An old friend (number of years I have known him, not his age) and I were chit-chatting and he asked me what’s the window of opportunity to buy a property at the lowest possible price. I replied him that I have no idea. In fact I do not know of anyone who could say they know when will the property price be dropping to the lowest as well as where to find these elusive properties. He asked about the current ‘financial crisis’ to which I replied we currently have COVID-19 crisis, we are not in a financial crisis now. At least not yet. He asked what’s the difference since many people are without jobs nowadays and it was the same in 1998.
Let’s look at this actual announcement by our Bank Negara Malaysia (BNM) back in March 1998. Click here for full article from BNM website This announcement was how majority of all banks and finance companies were ‘advised’ to merge. Tier-1 finance companies were identified and advised to absorb the smaller ones. At the time, size matters tremendously and this was what BNM wanted as well, “To ensure that the finance company industry continues to remain sound, the minimum risk-weighted capital ratio requirement for finance companies will be raised gradually from 8% to 10% with effect from 1 January 2000 with an interim ratio of 9% to be complied with by the end of 1998. The minimum capital funds for finance companies will also be progressively increased from the current RM5 million to RM300 million by end-June 1999 and subsequently to RM600 million by end-2000.” Please do read the full article here.

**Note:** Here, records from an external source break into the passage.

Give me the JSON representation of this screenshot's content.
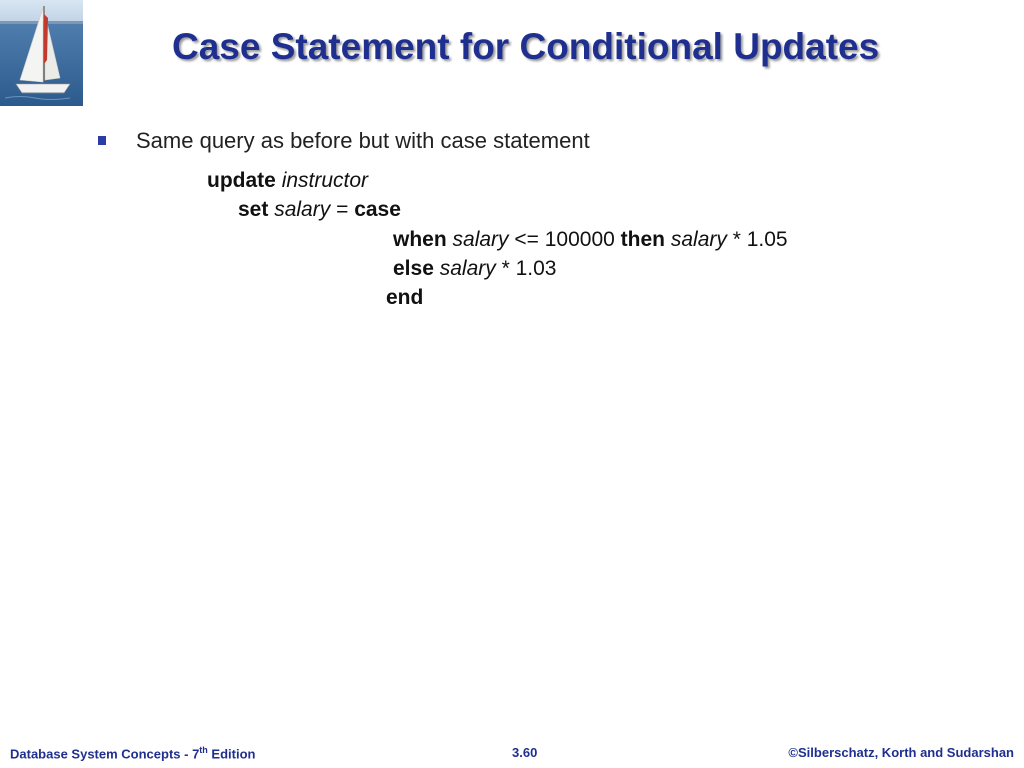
{
  "header": {
    "title": "Case Statement for Conditional Updates"
  },
  "bullet": {
    "text": "Same query as before but with case statement"
  },
  "code": {
    "line1": {
      "kw": "update",
      "id": "instructor"
    },
    "line2": {
      "kw1": "set",
      "id": "salary",
      "op": "=",
      "kw2": "case"
    },
    "line3": {
      "kw1": "when",
      "id1": "salary",
      "cond": "<= 100000",
      "kw2": "then",
      "id2": "salary",
      "expr": "* 1.05"
    },
    "line4": {
      "kw": "else",
      "id": "salary",
      "expr": "* 1.03"
    },
    "line5": {
      "kw": "end"
    }
  },
  "footer": {
    "left_main": "Database System Concepts - 7",
    "left_sup": "th",
    "left_tail": " Edition",
    "center": "3.60",
    "right": "©Silberschatz, Korth and Sudarshan"
  }
}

We could see the situation then was not as positive as today. Even if not all banks were in trouble but because of the financial crisis, many banks suffered from defaults from customers and if they fail, then it will affect all depositors and not just the ones who defaulted. BNM definitely do not wish to see any domino effects from failure of some financial institutions affecting all other banks. That was then, yeah.
Fast forward to today, same month, March 2020 versus March 1998 then. BNM announced the moratorium of 6 months. Borrowers who paid on time and in good standing could now STOP paying their home loans and hire-purchase loans for 6 months starting 1st April 2020 and ending 30th September 2020. Briefly, this meant that ALL banks are expected to CONTINUE paying their staffs for 6 months while their customers STOP paying them… I really hope everyone could see a major difference now?
Non-Performing Loan (NPL) numbers? It was just a couple of percentage points away from 20% in 1998. It’s 1.6% as at January 2020. By the way, if the question is whether the NPL can suddenly shoot up, no one can answer you. What is clear however is that the question of whether 2020 is just like 1998 has been answered. Briefly, no. Nowhere near if both years are to be compared side by side.
Yes, I bought a finance counter recently. Just a little and I will forget it for a while first. Should you found that counter you want and is waiting for an extra drop of 2 more sen before you buy, maybe can buy now lah. Not a great time for the stock market meant good value to buy. If you saw a video showing you a property which you love and it happened to be near your office and the developer was throwing in a renovation package, I think it’s a buy lah. Let’s just assume situation got worst a bit more, the developer for that same unit will just add a few more air-con unit. You may not want the developer to give you so much they cut corners or worse case, they ran away half-way, right? However, what IF the situation gets better? Hmm… Happy deciding.
Next suggested article: Renovation gets higher returns?